Part of the collection of tactics Av-Gov Complex uses to nullify citizen involvement in local airport noise mitigation plans is to bog down processes with long delays. Multiple overlapping committees are formed, with large memberships. The committees are seeded with pro-aviation players who reliably spin and reset the process (imagine how impossible it would be to fully bake a cake, if you kept pulling the cake out of the oven; that’s what these committee members do).
Len Schaier is a retired electrical engineer who serves on the Technical Advisory Committees (TACs) for both the JFK and LaGuardia airports. He recently shared this insightful email (scrollable PDF below), attaching the latest draft noise maps being studied by the two TACs (also below, as JPEGs).
Click on the image below for a scrollable view; the PDF file may be downloaded.
Here’s the bottom line, as seen by aiREFORM: people are losing sleep and quality of life, and they need relief, not years from now but RIGHT NOW! The DNL metric itself is flawed, yet FAA and industry players (aka the Av-Gov Complex) continue using this metric to obscure impacts and to obstruct and delay long overdue changes needed by people. So, …
- Should the DNL threshhold be reduced, from the current absurdly high 65 DNL to the international impact standard of 55 DNL? Absolutely.
- Should DNL be replaced or supplemented with new noise metrics that recognize the impact of repetitive noise patterns? Absolutely.
- Should we delay further, wasting any more time bringing relief – and enabling a decent night’s sleep – for the impacted residents? Absolutely not!

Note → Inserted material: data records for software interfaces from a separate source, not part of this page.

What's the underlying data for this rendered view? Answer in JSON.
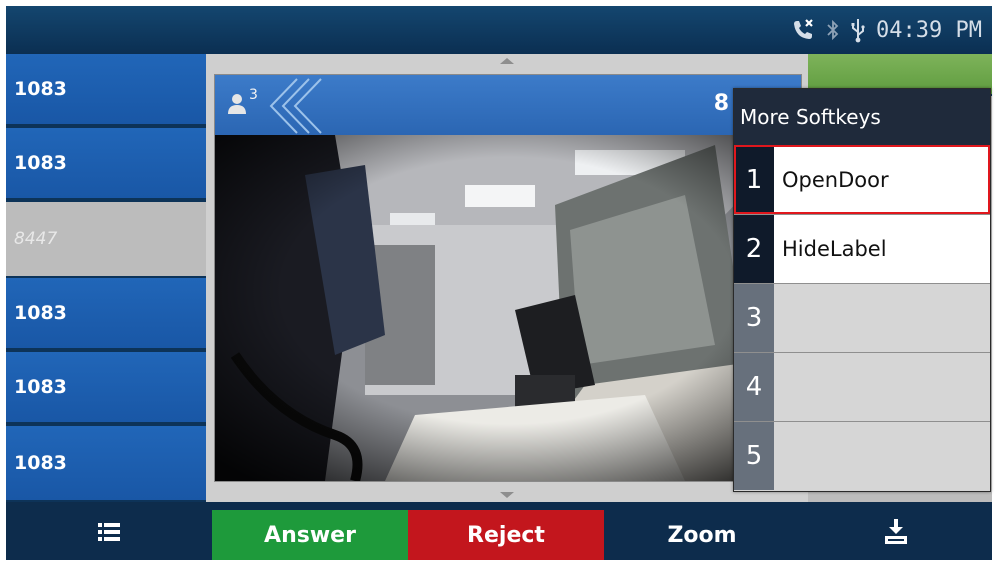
{
  "status_bar": {
    "time": "04:39 PM",
    "icons": [
      "missed-call-icon",
      "bluetooth-icon",
      "usb-icon"
    ]
  },
  "line_keys": [
    {
      "label": "1083",
      "state": "active"
    },
    {
      "label": "1083",
      "state": "active"
    },
    {
      "label": "8447",
      "state": "inactive"
    },
    {
      "label": "1083",
      "state": "active"
    },
    {
      "label": "1083",
      "state": "active"
    },
    {
      "label": "1083",
      "state": "active"
    }
  ],
  "call": {
    "conference_count": "3",
    "number_partial": "8"
  },
  "popup": {
    "title": "More Softkeys",
    "items": [
      {
        "num": "1",
        "label": "OpenDoor",
        "selected": true
      },
      {
        "num": "2",
        "label": "HideLabel"
      },
      {
        "num": "3",
        "label": ""
      },
      {
        "num": "4",
        "label": ""
      },
      {
        "num": "5",
        "label": ""
      }
    ]
  },
  "softkeys": {
    "menu_icon": "list-icon",
    "answer": "Answer",
    "reject": "Reject",
    "zoom": "Zoom",
    "more_icon": "download-tray-icon"
  },
  "colors": {
    "answer": "#1e9a3b",
    "reject": "#c3161d",
    "line_active": "#1f5fb0",
    "popup_selected_outline": "#e0171d"
  }
}
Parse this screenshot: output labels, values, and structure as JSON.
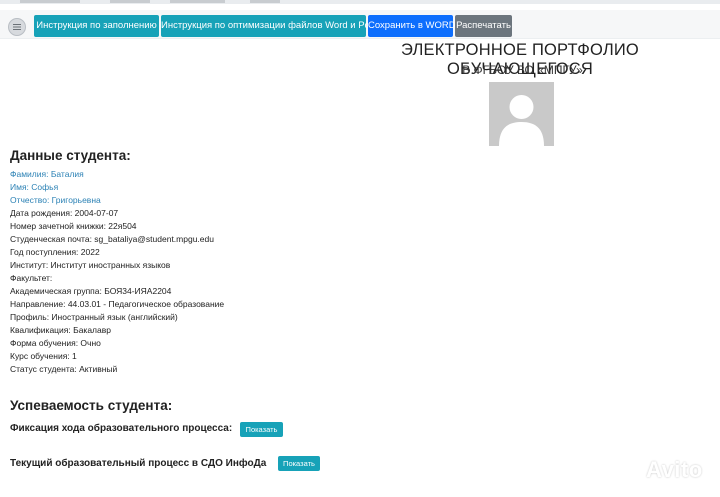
{
  "toolbar": {
    "buttons": [
      {
        "label": "Инструкция по заполнению"
      },
      {
        "label": "Инструкция по оптимизации файлов Word и Pdf"
      },
      {
        "label": "Сохранить в WORD"
      },
      {
        "label": "Распечатать"
      }
    ]
  },
  "header": {
    "title": "ЭЛЕКТРОННОЕ ПОРТФОЛИО ОБУЧАЮЩЕГОСЯ",
    "subtitle": "В ФГБОУ ВО «МПГУ»"
  },
  "student": {
    "section_title": "Данные студента:",
    "fields": [
      "Фамилия: Баталия",
      "Имя: Софья",
      "Отчество: Григорьевна",
      "Дата рождения: 2004-07-07",
      "Номер зачетной книжки: 22я504",
      "Студенческая почта: sg_bataliya@student.mpgu.edu",
      "Год поступления: 2022",
      "Институт: Институт иностранных языков",
      "Факультет:",
      "Академическая группа: БОЯ34-ИЯА2204",
      "Направление: 44.03.01 - Педагогическое образование",
      "Профиль: Иностранный язык (английский)",
      "Квалификация: Бакалавр",
      "Форма обучения: Очно",
      "Курс обучения: 1",
      "Статус студента: Активный"
    ]
  },
  "performance": {
    "section_title": "Успеваемость студента:",
    "rows": [
      {
        "label": "Фиксация хода образовательного процесса:",
        "button": "Показать"
      },
      {
        "label": "Текущий образовательный процесс в СДО ИнфоДа",
        "button": "Показать"
      }
    ]
  },
  "watermark": {
    "text": "Avito"
  },
  "colors": {
    "teal": "#17a2b8",
    "blue": "#0d6efd",
    "gray": "#6c757d",
    "link": "#2c82b5"
  }
}
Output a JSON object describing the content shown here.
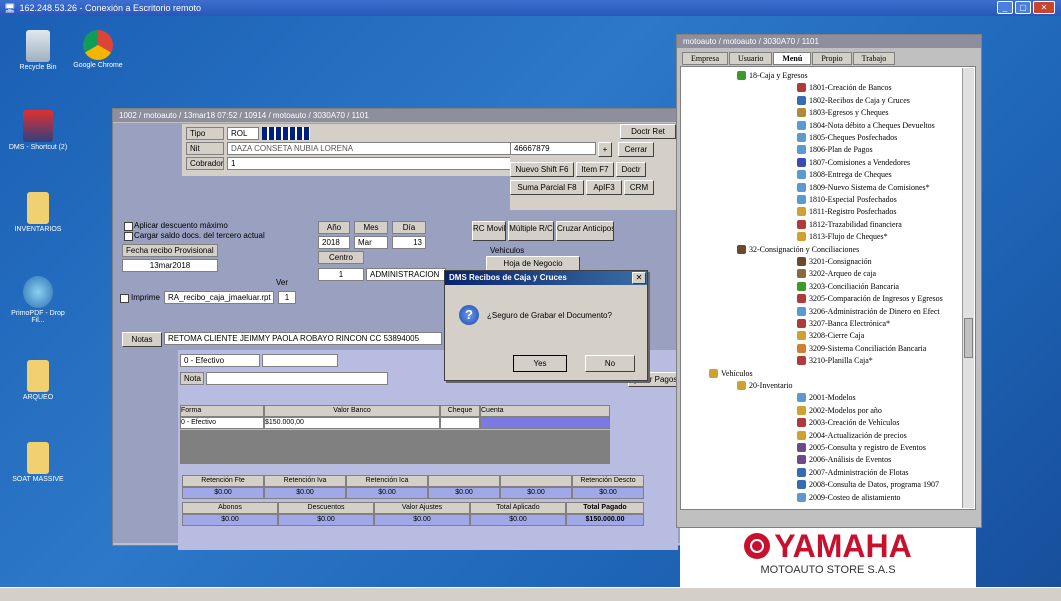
{
  "rdp": {
    "title": "162.248.53.26 - Conexión a Escritorio remoto"
  },
  "desktop": {
    "icons": [
      {
        "label": "Recycle Bin"
      },
      {
        "label": "Google Chrome"
      },
      {
        "label": "DMS - Shortcut (2)"
      },
      {
        "label": "INVENTARIOS"
      },
      {
        "label": "PrimoPDF - Drop Fil..."
      },
      {
        "label": "ARQUEO"
      },
      {
        "label": "SOAT MASSIVE"
      }
    ]
  },
  "main": {
    "title": "1002 / motoauto / 13mar18 07:52 / 10914 / motoauto / 3030A70 / 1101",
    "tipo_label": "Tipo",
    "tipo_value": "ROL",
    "nit_label": "Nit",
    "nit_value": "DAZA CONSETA NUBIA LORENA",
    "cobrador_label": "Cobrador",
    "cobrador_value": "1",
    "phone_value": "46667879",
    "cerrar": "Cerrar",
    "btn_nuevo": "Nuevo Shift F6",
    "btn_item": "Item F7",
    "btn_doctor": "Doctr",
    "btn_suma": "Suma Parcial F8",
    "btn_apl": "ApIF3",
    "btn_crm": "CRM",
    "btn_doctor_ret": "Doctr Ret",
    "chk_aplicar": "Aplicar descuento máximo",
    "chk_cargar": "Cargar saldo docs. del tercero actual",
    "fecha_label": "Fecha recibo Provisional",
    "fecha_value": "13mar2018",
    "ano_label": "Año",
    "mes_label": "Mes",
    "dia_label": "Día",
    "ano_value": "2018",
    "mes_value": "Mar",
    "dia_value": "13",
    "centro_label": "Centro",
    "centro_value": "1",
    "centro_name": "ADMINISTRACION",
    "btn_rcmovil": "RC Movil",
    "btn_multiple": "Múltiple R/C",
    "btn_cruzar": "Cruzar Anticipos",
    "vehiculos": "Vehiculos",
    "btn_hoja": "Hoja de Negocio",
    "ver": "Ver",
    "imprime": "Imprime",
    "formato": "RA_recibo_caja_jmaeluar.rpt",
    "copias": "1",
    "notas_label": "Notas",
    "notas_value": "RETOMA CLIENTE JEIMMY PAOLA ROBAYO RINCON CC 53894005",
    "forma_value": "0 - Efectivo",
    "nota_label": "Nota",
    "btn_pagos": "Quitar Pagos",
    "grid_headers": [
      "Forma",
      "Valor Banco",
      "Cheque",
      "Cuenta"
    ],
    "grid_row": [
      "0 - Efectivo",
      "$150.000,00",
      "",
      ""
    ],
    "sum1_headers": [
      "Retención Fte",
      "Retención Iva",
      "Retención Ica",
      "",
      "",
      "Retención Descto"
    ],
    "sum1_values": [
      "$0.00",
      "$0.00",
      "$0.00",
      "$0.00",
      "$0.00",
      "$0.00"
    ],
    "sum2_headers": [
      "Abonos",
      "Descuentos",
      "Valor Ajustes",
      "Total Aplicado",
      "Total Pagado"
    ],
    "sum2_values": [
      "$0.00",
      "$0.00",
      "$0.00",
      "$0.00",
      "$150.000.00"
    ]
  },
  "dialog": {
    "title": "DMS Recibos de Caja y Cruces",
    "message": "¿Seguro de Grabar el Documento?",
    "yes": "Yes",
    "no": "No"
  },
  "menu": {
    "title": "motoauto / motoauto / 3030A70 / 1101",
    "tabs": [
      "Empresa",
      "Usuario",
      "Menú",
      "Propio",
      "Trabajo"
    ],
    "nodes": [
      {
        "text": "18-Caja y Egresos",
        "level": 1,
        "color": "#3a9a2a"
      },
      {
        "text": "1801-Creación de Bancos",
        "level": 2,
        "color": "#b03a3a"
      },
      {
        "text": "1802-Recibos de Caja y Cruces",
        "level": 2,
        "color": "#3a6ab0"
      },
      {
        "text": "1803-Egresos y Cheques",
        "level": 2,
        "color": "#b08a3a"
      },
      {
        "text": "1804-Nota débito a Cheques Devueltos",
        "level": 2,
        "color": "#5a9ad0"
      },
      {
        "text": "1805-Cheques Posfechados",
        "level": 2,
        "color": "#5a9ad0"
      },
      {
        "text": "1806-Plan de Pagos",
        "level": 2,
        "color": "#5a9ad0"
      },
      {
        "text": "1807-Comisiones a Vendedores",
        "level": 2,
        "color": "#3a4ab0"
      },
      {
        "text": "1808-Entrega de Cheques",
        "level": 2,
        "color": "#5a9ad0"
      },
      {
        "text": "1809-Nuevo Sistema de Comisiones*",
        "level": 2,
        "color": "#5a9ad0"
      },
      {
        "text": "1810-Especial Posfechados",
        "level": 2,
        "color": "#5a9ad0"
      },
      {
        "text": "1811-Registro Posfechados",
        "level": 2,
        "color": "#d0a030"
      },
      {
        "text": "1812-Trazabilidad financiera",
        "level": 2,
        "color": "#b03a3a"
      },
      {
        "text": "1813-Flujo de Cheques*",
        "level": 2,
        "color": "#d0a030"
      },
      {
        "text": "32-Consignación y Conciliaciones",
        "level": 1,
        "color": "#6a4a2a"
      },
      {
        "text": "3201-Consignación",
        "level": 2,
        "color": "#6a4a2a"
      },
      {
        "text": "3202-Arqueo de caja",
        "level": 2,
        "color": "#8a6a3a"
      },
      {
        "text": "3203-Conciliación Bancaria",
        "level": 2,
        "color": "#3a9a2a"
      },
      {
        "text": "3205-Comparación de Ingresos y Egresos",
        "level": 2,
        "color": "#b03a3a"
      },
      {
        "text": "3206-Administración de Dinero en Efect",
        "level": 2,
        "color": "#5a9ad0"
      },
      {
        "text": "3207-Banca Electrónica*",
        "level": 2,
        "color": "#b03a3a"
      },
      {
        "text": "3208-Cierre Caja",
        "level": 2,
        "color": "#d0a030"
      },
      {
        "text": "3209-Sistema Conciliación Bancaria",
        "level": 2,
        "color": "#d08030"
      },
      {
        "text": "3210-Planilla Caja*",
        "level": 2,
        "color": "#b03a3a"
      },
      {
        "text": "Vehículos",
        "level": 0,
        "color": "#d0a030"
      },
      {
        "text": "20-Inventario",
        "level": 1,
        "color": "#d0a030"
      },
      {
        "text": "2001-Modelos",
        "level": 2,
        "color": "#5a9ad0"
      },
      {
        "text": "2002-Modelos por año",
        "level": 2,
        "color": "#d0a030"
      },
      {
        "text": "2003-Creación de Vehículos",
        "level": 2,
        "color": "#b03a3a"
      },
      {
        "text": "2004-Actualización de precios",
        "level": 2,
        "color": "#d0a030"
      },
      {
        "text": "2005-Consulta y registro de Eventos",
        "level": 2,
        "color": "#6a4a8a"
      },
      {
        "text": "2006-Análisis de Eventos",
        "level": 2,
        "color": "#6a4a8a"
      },
      {
        "text": "2007-Administración de Flotas",
        "level": 2,
        "color": "#3a6ab0"
      },
      {
        "text": "2008-Consulta de Datos, programa 1907",
        "level": 2,
        "color": "#3a6ab0"
      },
      {
        "text": "2009-Costeo de alistamiento",
        "level": 2,
        "color": "#5a9ad0"
      }
    ]
  },
  "brand": {
    "name": "YAMAHA",
    "store": "MOTOAUTO STORE S.A.S",
    "color": "#c8102e"
  }
}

Let’s get on with it … use the 55 DNL contours on these maps to earnestly formulate solutions that give relief to the tens of thousands of people currently impacted at these two airports. Think outside the box this time. Press FAA to scale back hourly flow rates at these airports, so the community is better served with less noise and pollutant impact.